Group delay is calculated from the phase plot and if you know one, then you know the other one too. Group delay is generally much easier to read since the vertical axis is time measured in (usually) milliseconds, which makes much more sense to most people than degrees of phase.
If you have a phase shift in your system that means some frequencies will arrive at your ear after other frequencies in terms of time. Usually the bass frequencies trail the midrange and treble frequencies but this phenomenon occurs at each crossover too.
There are not many rigorous studies done on the audibility of group delay vs frequency, but the little data that is available suggests a group delay with a duration less than the time it takes for one to two cycles of a frequency to occur is "pretty safe".
So look at your group delay chart at 40hz. One cycle of 40hz will take (1/40)=0.025 or 25 milliseconds. Two cycles at 40hz will take twice as long, so 50ms. If your group delay at 40hz is less than ~25-50ms, then you should be okay.

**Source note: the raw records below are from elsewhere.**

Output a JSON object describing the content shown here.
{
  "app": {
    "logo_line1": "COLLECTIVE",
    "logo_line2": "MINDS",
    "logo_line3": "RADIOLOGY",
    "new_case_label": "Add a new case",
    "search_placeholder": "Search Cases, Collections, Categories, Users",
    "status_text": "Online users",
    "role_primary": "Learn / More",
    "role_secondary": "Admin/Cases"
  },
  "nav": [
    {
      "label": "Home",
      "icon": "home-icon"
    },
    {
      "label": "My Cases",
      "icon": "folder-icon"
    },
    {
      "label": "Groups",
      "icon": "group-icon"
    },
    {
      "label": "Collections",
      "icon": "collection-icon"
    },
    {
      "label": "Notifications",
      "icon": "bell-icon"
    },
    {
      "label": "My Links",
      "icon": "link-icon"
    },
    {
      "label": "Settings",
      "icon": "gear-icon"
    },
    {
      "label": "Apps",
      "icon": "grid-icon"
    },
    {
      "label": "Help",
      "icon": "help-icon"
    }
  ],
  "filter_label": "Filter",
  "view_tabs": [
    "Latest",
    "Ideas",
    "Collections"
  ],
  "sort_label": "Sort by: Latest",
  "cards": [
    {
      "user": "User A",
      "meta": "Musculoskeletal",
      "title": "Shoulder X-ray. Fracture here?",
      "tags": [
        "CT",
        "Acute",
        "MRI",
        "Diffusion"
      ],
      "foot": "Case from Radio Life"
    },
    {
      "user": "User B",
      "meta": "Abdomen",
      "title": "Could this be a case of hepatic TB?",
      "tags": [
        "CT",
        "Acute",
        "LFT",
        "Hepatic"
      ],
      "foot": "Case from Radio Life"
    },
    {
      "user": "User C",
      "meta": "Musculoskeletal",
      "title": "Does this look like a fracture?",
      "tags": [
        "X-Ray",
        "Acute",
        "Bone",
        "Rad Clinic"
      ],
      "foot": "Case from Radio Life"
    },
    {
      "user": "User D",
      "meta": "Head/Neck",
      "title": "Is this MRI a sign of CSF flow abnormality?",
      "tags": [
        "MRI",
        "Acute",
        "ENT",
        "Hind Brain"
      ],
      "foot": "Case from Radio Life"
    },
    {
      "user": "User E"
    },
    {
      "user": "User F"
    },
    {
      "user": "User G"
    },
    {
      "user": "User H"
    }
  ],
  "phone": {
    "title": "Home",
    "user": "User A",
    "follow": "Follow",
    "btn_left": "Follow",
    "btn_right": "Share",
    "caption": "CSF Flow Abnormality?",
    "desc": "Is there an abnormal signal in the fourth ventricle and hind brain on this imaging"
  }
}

The "pretty safe" amount of group delay decreases as the frequency increases. Also, more exotic bass enclosures (such as ported) usually have more group delay than simple boxes (such as sealed), like you just learned.